Stored dataset items:
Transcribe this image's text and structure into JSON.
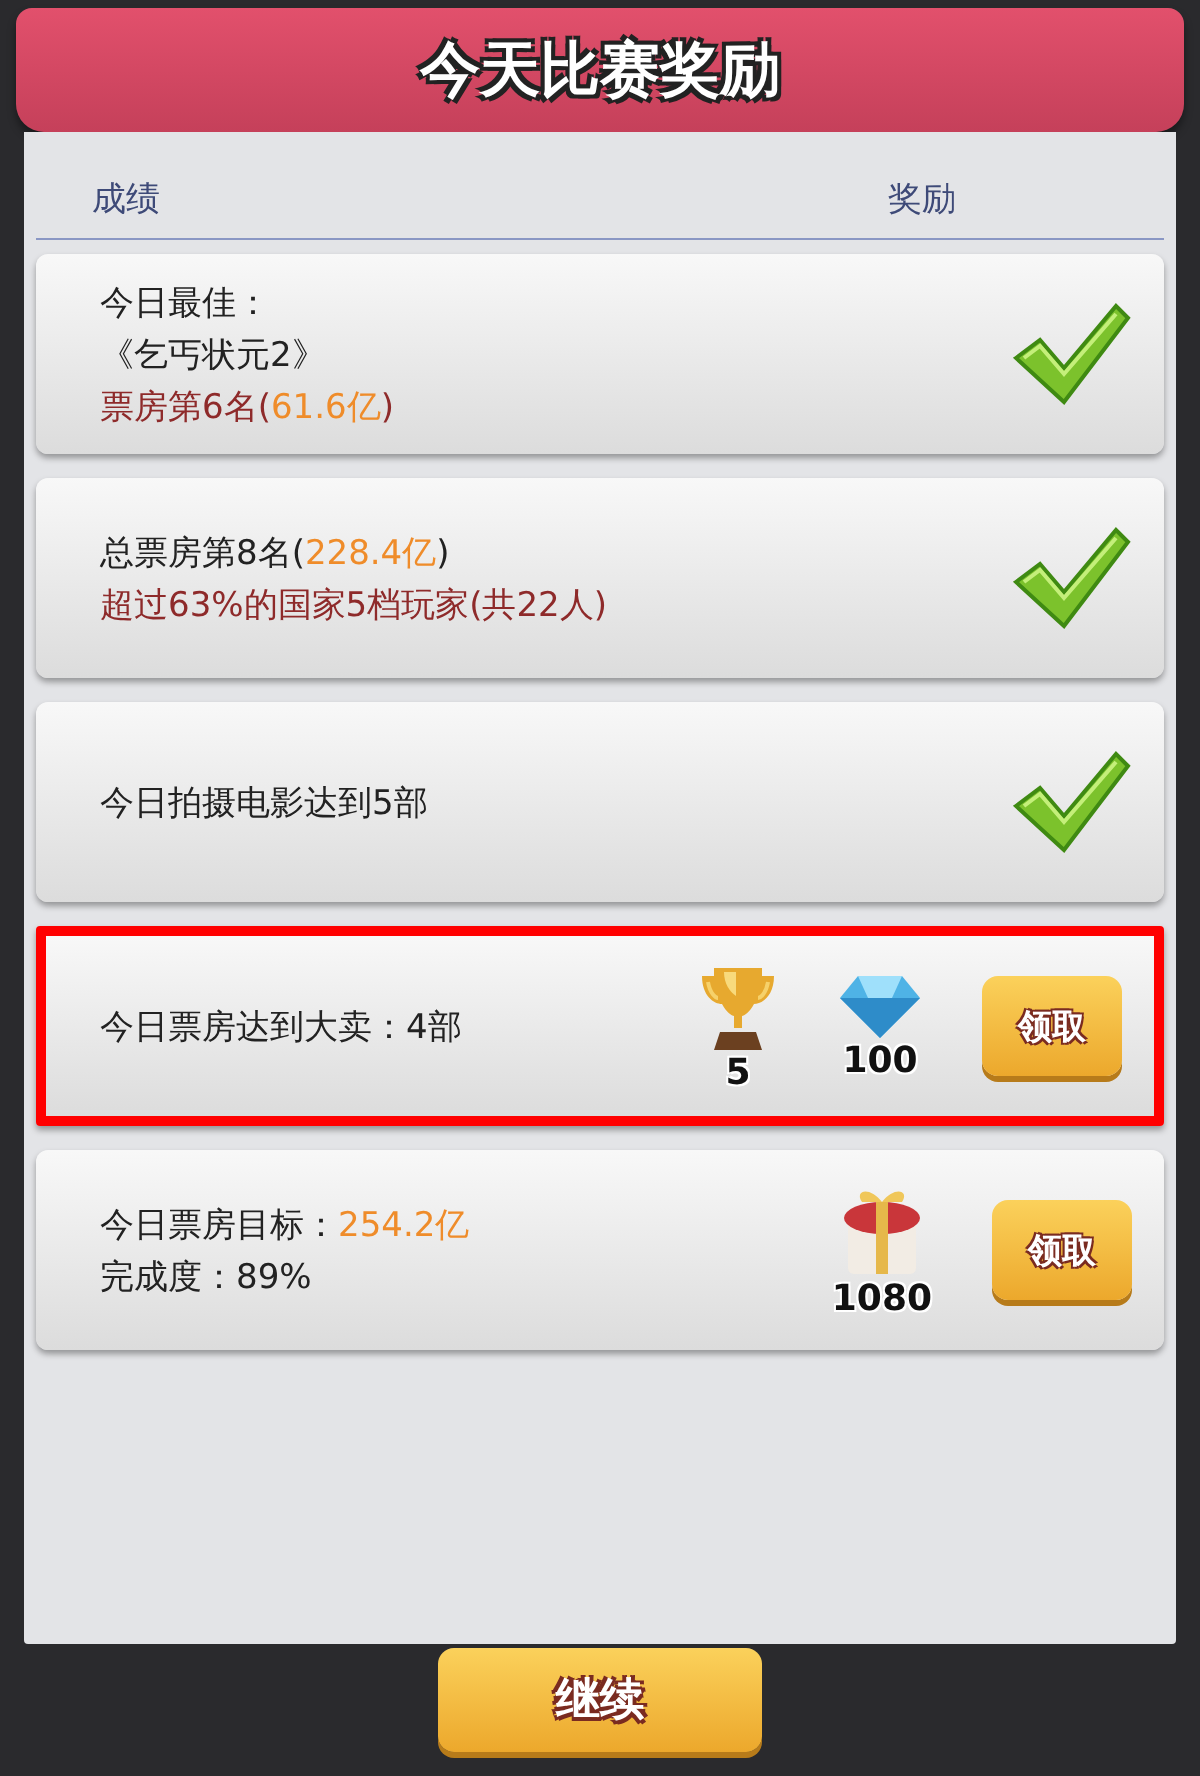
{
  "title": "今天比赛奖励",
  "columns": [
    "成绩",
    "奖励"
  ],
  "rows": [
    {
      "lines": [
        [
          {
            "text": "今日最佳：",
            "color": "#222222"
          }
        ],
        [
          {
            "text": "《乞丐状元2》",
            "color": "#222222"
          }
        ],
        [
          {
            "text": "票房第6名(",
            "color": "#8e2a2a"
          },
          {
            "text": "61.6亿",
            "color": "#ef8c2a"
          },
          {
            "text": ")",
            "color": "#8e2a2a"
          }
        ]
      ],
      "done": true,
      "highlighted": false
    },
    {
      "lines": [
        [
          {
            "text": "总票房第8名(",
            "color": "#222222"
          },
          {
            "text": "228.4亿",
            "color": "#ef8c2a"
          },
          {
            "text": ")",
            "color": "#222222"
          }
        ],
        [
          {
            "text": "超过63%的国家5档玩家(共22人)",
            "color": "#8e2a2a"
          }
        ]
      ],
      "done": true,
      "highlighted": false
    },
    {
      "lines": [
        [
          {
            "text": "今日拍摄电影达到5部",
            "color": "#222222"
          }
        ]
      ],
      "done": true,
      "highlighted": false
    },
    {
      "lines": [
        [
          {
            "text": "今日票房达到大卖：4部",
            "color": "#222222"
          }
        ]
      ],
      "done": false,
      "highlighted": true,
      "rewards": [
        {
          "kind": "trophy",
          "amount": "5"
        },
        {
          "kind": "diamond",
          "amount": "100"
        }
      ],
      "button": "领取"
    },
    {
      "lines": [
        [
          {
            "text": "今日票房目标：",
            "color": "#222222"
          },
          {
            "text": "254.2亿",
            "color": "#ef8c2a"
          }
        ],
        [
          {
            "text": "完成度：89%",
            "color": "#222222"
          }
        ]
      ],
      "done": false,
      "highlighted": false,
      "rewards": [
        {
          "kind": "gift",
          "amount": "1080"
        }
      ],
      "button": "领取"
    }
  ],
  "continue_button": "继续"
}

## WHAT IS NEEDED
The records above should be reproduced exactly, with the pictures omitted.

## COMPLETED TASK
Transcribe this image's text and structure into JSON.
{
  "title": "今天比赛奖励",
  "columns": [
    "成绩",
    "奖励"
  ],
  "rows": [
    {
      "lines": [
        [
          {
            "text": "今日最佳：",
            "color": "#222222"
          }
        ],
        [
          {
            "text": "《乞丐状元2》",
            "color": "#222222"
          }
        ],
        [
          {
            "text": "票房第6名(",
            "color": "#8e2a2a"
          },
          {
            "text": "61.6亿",
            "color": "#ef8c2a"
          },
          {
            "text": ")",
            "color": "#8e2a2a"
          }
        ]
      ],
      "done": true,
      "highlighted": false
    },
    {
      "lines": [
        [
          {
            "text": "总票房第8名(",
            "color": "#222222"
          },
          {
            "text": "228.4亿",
            "color": "#ef8c2a"
          },
          {
            "text": ")",
            "color": "#222222"
          }
        ],
        [
          {
            "text": "超过63%的国家5档玩家(共22人)",
            "color": "#8e2a2a"
          }
        ]
      ],
      "done": true,
      "highlighted": false
    },
    {
      "lines": [
        [
          {
            "text": "今日拍摄电影达到5部",
            "color": "#222222"
          }
        ]
      ],
      "done": true,
      "highlighted": false
    },
    {
      "lines": [
        [
          {
            "text": "今日票房达到大卖：4部",
            "color": "#222222"
          }
        ]
      ],
      "done": false,
      "highlighted": true,
      "rewards": [
        {
          "kind": "trophy",
          "amount": "5"
        },
        {
          "kind": "diamond",
          "amount": "100"
        }
      ],
      "button": "领取"
    },
    {
      "lines": [
        [
          {
            "text": "今日票房目标：",
            "color": "#222222"
          },
          {
            "text": "254.2亿",
            "color": "#ef8c2a"
          }
        ],
        [
          {
            "text": "完成度：89%",
            "color": "#222222"
          }
        ]
      ],
      "done": false,
      "highlighted": false,
      "rewards": [
        {
          "kind": "gift",
          "amount": "1080"
        }
      ],
      "button": "领取"
    }
  ],
  "continue_button": "继续"
}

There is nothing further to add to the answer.